Conservation & Wildlife
Conservation comes naturally.
Conservation has always been present on estates and it forms a fundamental part of our management philosophy at Winton. Whether we are dealing with buildings or bog land, furniture or fine art, they are all worth conserving and require specialist care and attention. We have to manage and adjust the balance between nature, forestry, farming and estate management to ensure that different species of plant, bird and animal life can thrive at Winton.
The buildings on Winton Estate date back to the work of the Setons in the fifteenth century and the Tower which is at the core of Winton House. Most of the houses and farm steadings date from the nineteenth century with some more recent additions, especially on the farms. Skilled tradesmen and craftsmen were employed in their construction and we aim to use similar skilled people in their maintenance. This can be a challenge when faced with the famous and unique stone twisted chimneys of Winton House or its plaster ceilings! Assistance in pursuing a maintenance programme comes from the Architects East Lothian and Building team at Chalmers & Co.
Works of art
The Winton House collections of furniture and artwork have been gathered mainly from around Europe since the eighteenth century by the three families of Hamiltons, Nisbets and Ogilvys. Restoration, usually carried out locally, is an ongoing process, often revealing the item's original glory.
We cannot control wildlife but we can influence it and marvel daily at the creativity, adaptability and intimacy of it all. At Winton, we strive to enhance the wildlife to enable species to colonise and grow, whether plants, birds, insects or mammals. We have identified the main wildlife corridors which link the primary habitats, and we strive to conserve and develop these.
Sometimes this work is prompted by a specific conservation scheme. Our partners in this work include government and wildlife agencies such as the Scottish Executive Environment and Rural Affairs Department (SEERAD), the Forestry Commission, East Lothian Council, the Farming and Wildlife Advisory Group (FWAG), the RSPB, the Game Conservancy Trust and the farmers' organisation Linking the Environment and Farming (LEAF) of which we are members.
The habitats which have benefited from projects in recent years have been watercourses, wetlands, species rich grassland, ponds, miles of hedgerows, open farmland and woodland. Indicator species such as barn owl and the grey partridge give a good picture of the health of the countryside.
The measures taken to help encourage wildlife include creating and managing:
- · Corridors for wildlife using strips around field boundaries (conservation headlands).
- · Waterside margins.
- · Unharvested crops for winter cover.
- · Ponds and wetlands.
- · Species rich grasslands and hedgerows for insects, butterflies, plant and bird life.

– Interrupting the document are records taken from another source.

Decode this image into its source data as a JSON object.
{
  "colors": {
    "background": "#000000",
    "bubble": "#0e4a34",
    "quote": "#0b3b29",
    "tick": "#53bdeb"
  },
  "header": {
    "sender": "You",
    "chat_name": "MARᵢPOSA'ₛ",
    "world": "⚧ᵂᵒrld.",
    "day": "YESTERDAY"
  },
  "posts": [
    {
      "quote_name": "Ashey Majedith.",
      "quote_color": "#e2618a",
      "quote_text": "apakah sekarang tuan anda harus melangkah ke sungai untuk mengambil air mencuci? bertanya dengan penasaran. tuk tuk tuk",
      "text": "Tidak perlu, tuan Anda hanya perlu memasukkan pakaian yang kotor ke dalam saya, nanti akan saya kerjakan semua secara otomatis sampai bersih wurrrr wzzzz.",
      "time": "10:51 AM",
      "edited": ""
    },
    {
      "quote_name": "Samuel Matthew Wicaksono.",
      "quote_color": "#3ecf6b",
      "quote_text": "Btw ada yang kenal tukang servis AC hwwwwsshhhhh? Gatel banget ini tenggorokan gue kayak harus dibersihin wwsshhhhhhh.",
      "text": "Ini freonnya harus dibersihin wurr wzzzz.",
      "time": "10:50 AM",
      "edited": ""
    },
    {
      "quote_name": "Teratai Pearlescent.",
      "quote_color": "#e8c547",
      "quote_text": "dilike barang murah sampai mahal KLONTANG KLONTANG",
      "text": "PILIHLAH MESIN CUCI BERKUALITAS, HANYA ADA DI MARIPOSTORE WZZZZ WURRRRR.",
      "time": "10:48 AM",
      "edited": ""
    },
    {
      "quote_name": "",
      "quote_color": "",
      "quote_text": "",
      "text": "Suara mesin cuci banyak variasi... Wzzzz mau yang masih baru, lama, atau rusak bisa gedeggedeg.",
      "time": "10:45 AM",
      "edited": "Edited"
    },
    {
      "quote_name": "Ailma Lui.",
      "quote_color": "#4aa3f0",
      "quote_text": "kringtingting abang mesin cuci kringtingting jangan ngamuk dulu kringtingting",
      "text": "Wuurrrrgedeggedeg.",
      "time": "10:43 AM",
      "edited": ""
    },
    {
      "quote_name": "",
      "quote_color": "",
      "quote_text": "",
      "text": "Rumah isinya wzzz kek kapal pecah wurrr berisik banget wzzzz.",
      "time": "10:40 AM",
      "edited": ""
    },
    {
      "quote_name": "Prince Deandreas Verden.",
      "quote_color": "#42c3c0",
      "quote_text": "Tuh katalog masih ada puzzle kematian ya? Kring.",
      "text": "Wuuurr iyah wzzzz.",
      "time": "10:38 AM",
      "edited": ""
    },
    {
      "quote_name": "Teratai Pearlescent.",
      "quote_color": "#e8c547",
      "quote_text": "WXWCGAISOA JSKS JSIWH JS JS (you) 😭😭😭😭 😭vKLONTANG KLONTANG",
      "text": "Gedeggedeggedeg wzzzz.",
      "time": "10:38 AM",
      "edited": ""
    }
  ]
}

Below are some of the forms of wildlife which are happy to call Winton home, or which we hope will soon return:
- · Wildlife in watercourses, ponds and wetlands
- · Wildlife in woods
- · Wildlife in farmland, parkland, buildings, fields and hedgerows